TASK DETAILS
Report each line of the data that contains the string "brand".
***** DATASET CONTENT *****
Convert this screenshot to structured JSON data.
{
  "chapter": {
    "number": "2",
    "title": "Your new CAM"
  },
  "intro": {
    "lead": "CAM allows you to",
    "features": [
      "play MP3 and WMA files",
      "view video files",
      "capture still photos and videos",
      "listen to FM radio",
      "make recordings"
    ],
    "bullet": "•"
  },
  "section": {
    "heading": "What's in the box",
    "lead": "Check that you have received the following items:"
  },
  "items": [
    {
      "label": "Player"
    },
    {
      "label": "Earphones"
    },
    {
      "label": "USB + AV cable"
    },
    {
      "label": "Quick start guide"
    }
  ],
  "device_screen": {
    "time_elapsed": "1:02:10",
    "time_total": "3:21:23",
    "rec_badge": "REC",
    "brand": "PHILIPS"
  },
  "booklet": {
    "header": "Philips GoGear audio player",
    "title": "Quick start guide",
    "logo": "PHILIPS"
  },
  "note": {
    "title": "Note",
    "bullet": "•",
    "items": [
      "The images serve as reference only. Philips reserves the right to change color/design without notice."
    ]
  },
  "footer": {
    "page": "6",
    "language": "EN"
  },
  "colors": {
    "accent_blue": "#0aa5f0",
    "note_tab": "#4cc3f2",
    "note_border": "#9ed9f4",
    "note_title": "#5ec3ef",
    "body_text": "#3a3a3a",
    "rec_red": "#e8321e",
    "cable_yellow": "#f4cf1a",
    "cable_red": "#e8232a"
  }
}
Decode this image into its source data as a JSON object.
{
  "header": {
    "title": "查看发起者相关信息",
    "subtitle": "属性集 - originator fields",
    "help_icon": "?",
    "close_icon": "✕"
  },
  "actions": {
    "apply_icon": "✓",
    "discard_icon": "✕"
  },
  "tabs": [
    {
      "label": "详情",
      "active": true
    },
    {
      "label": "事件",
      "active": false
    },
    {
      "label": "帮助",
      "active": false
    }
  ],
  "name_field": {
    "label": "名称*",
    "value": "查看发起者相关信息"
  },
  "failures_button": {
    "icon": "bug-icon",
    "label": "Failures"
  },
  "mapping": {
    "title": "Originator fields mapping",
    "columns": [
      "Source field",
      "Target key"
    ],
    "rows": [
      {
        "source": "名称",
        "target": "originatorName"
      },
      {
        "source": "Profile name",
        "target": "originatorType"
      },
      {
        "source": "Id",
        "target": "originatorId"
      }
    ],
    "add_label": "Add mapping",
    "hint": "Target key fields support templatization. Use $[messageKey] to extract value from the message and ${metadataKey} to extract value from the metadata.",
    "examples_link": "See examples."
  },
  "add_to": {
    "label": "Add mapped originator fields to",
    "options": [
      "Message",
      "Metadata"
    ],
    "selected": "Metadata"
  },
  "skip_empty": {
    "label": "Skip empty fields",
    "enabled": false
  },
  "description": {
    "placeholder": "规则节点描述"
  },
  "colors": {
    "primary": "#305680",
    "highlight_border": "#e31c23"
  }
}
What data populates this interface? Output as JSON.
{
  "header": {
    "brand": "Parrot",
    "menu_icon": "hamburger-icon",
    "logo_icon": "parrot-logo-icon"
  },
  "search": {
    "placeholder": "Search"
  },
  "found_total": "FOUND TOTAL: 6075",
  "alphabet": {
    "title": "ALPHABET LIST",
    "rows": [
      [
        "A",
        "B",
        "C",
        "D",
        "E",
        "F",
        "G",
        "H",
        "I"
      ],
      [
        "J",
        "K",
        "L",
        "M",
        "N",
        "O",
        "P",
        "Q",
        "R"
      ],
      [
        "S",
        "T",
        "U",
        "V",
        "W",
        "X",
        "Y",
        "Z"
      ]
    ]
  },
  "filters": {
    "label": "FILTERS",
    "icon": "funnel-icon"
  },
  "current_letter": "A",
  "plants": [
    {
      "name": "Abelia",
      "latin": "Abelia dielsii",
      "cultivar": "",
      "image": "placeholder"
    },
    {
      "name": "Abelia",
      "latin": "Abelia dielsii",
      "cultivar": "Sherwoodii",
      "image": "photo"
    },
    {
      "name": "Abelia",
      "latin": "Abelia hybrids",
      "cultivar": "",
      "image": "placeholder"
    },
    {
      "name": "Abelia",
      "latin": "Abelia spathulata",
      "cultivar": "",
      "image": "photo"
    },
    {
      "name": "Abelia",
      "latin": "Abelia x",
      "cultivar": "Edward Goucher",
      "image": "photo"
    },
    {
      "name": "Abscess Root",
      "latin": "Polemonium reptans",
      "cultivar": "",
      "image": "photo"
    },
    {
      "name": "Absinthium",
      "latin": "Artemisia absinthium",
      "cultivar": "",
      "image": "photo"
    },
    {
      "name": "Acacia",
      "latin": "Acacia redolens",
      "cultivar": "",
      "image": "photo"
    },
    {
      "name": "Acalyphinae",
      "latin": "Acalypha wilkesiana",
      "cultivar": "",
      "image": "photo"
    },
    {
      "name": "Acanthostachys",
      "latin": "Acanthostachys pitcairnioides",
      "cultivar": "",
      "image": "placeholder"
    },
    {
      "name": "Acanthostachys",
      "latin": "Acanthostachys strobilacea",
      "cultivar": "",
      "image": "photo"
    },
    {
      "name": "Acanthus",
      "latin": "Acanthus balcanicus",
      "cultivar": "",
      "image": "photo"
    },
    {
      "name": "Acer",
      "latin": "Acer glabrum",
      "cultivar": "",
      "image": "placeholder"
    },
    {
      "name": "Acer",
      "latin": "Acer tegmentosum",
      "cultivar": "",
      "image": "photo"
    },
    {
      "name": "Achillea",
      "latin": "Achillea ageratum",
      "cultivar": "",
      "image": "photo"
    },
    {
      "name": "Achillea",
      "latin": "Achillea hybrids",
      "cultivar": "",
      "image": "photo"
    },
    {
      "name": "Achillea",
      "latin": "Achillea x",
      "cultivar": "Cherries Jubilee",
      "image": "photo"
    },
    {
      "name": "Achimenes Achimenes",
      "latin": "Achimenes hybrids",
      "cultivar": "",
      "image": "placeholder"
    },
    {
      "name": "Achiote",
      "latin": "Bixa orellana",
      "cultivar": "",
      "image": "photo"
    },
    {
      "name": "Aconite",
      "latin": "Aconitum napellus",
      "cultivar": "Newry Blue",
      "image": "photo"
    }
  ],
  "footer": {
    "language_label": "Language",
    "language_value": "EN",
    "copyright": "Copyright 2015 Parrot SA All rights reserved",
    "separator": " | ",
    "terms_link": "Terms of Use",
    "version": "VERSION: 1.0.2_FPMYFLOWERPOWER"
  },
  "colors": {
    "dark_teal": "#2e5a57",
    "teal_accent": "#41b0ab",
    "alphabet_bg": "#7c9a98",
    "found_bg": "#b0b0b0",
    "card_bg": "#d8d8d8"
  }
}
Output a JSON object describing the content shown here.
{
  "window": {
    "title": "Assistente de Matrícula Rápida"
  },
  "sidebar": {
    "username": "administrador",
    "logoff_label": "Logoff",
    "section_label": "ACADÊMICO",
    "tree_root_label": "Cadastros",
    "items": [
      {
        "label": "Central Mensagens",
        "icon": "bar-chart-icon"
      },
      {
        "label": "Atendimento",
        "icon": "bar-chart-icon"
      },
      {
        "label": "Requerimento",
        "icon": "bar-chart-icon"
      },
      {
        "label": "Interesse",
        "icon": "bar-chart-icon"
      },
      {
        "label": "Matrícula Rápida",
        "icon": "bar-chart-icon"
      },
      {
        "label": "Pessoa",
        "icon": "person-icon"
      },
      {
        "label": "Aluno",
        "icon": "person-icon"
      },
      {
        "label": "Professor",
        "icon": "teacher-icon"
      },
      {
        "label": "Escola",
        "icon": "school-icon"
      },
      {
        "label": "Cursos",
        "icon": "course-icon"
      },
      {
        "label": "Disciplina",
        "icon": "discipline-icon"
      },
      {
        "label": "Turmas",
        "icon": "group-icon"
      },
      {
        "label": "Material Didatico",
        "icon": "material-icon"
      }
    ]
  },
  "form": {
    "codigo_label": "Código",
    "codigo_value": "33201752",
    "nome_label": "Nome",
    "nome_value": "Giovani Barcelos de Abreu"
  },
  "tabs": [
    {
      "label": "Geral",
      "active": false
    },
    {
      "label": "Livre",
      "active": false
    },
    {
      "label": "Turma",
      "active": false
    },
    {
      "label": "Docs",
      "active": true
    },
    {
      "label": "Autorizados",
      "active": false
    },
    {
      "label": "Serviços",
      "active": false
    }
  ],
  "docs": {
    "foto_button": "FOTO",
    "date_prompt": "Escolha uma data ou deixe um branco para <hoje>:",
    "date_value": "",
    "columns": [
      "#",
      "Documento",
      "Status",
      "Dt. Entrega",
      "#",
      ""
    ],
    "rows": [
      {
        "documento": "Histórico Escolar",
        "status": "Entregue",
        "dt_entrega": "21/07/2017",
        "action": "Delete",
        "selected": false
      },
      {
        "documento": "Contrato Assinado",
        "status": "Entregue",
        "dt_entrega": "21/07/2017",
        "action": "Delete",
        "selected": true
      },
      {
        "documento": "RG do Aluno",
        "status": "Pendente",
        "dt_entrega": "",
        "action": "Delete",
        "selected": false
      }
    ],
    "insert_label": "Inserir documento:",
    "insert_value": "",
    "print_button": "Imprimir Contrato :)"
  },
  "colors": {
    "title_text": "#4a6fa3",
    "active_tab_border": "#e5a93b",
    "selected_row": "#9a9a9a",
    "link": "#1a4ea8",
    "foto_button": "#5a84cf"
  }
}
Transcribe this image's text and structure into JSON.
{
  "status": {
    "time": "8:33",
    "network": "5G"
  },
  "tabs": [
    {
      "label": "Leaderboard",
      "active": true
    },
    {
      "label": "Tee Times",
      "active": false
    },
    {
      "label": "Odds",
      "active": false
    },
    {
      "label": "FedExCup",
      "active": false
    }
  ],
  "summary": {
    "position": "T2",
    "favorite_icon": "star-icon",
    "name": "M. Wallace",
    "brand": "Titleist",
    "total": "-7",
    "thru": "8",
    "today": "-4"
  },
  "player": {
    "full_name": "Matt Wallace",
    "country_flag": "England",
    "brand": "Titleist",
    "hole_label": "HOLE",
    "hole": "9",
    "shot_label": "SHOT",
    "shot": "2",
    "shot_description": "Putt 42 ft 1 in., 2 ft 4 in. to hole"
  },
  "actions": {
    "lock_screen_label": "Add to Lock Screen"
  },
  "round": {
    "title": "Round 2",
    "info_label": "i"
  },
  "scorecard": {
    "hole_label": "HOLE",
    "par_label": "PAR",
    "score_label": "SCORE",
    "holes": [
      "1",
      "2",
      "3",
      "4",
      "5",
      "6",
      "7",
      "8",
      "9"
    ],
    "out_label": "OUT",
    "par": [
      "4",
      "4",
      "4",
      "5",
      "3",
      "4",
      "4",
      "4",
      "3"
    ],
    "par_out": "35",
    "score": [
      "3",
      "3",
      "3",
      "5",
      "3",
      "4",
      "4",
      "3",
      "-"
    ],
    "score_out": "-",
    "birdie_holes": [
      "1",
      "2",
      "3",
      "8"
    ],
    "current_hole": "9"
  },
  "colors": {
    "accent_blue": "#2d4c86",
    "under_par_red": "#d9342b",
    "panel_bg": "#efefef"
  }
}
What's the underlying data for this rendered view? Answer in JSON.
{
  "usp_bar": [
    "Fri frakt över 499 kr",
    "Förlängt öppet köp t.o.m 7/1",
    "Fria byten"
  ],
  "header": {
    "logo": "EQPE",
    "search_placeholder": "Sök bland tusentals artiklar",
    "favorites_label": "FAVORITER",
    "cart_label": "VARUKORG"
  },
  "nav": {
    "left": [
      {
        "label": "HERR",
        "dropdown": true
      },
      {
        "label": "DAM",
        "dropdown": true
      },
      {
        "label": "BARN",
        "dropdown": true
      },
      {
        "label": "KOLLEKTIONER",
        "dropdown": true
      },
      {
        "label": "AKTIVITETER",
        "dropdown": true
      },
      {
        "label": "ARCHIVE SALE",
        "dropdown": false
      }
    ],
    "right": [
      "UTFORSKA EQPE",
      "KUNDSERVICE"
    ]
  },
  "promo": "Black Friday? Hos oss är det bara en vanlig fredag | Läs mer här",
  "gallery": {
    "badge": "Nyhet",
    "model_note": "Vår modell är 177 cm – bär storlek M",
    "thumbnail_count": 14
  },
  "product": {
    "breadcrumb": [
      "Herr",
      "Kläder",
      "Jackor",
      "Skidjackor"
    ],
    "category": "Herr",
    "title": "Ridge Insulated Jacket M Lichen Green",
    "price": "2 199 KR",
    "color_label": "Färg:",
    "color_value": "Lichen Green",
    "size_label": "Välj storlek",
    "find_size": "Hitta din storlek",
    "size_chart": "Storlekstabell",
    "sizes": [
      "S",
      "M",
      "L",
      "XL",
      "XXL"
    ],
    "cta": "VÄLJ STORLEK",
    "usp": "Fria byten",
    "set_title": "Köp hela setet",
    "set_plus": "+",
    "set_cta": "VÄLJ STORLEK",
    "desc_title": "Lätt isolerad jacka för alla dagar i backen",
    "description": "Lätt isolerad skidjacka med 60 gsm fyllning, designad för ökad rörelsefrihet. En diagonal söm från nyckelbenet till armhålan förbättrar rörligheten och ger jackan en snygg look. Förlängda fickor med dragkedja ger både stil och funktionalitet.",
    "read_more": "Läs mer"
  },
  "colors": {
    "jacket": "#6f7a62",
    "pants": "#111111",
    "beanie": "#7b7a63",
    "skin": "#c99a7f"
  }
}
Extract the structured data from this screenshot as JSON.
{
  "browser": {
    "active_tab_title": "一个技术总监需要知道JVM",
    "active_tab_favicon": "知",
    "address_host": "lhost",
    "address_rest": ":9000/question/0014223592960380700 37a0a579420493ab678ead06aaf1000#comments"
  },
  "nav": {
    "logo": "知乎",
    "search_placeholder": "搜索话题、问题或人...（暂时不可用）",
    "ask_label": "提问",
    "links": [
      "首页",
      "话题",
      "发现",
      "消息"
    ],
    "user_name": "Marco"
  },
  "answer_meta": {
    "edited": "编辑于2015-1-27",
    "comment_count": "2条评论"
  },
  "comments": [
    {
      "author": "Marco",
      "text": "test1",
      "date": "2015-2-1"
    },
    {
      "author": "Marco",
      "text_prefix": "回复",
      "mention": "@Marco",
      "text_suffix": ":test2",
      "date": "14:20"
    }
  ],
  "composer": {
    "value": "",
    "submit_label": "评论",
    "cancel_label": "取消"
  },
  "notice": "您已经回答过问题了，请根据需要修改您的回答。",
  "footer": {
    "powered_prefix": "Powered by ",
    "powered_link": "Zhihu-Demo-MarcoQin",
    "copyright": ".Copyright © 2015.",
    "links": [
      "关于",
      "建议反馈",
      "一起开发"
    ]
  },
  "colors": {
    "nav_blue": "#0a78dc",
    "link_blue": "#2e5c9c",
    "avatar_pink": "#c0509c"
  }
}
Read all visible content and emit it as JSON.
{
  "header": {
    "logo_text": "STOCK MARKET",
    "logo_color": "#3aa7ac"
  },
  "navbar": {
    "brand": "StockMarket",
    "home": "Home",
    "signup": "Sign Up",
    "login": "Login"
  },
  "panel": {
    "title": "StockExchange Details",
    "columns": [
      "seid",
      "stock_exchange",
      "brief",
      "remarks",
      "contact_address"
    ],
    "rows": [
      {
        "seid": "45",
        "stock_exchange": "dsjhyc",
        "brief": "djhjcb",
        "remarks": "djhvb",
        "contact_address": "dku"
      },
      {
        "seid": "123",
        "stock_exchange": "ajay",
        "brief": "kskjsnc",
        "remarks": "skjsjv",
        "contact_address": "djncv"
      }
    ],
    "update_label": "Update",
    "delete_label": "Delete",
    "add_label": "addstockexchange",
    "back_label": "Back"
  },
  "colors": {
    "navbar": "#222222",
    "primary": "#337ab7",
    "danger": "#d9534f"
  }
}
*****
RESPONSE TO THIS TASK
    "brand": "PHILIPS"
    "brand": "Parrot",
    "brand": "Titleist",
    "brand": "Titleist",
    "brand": "StockMarket",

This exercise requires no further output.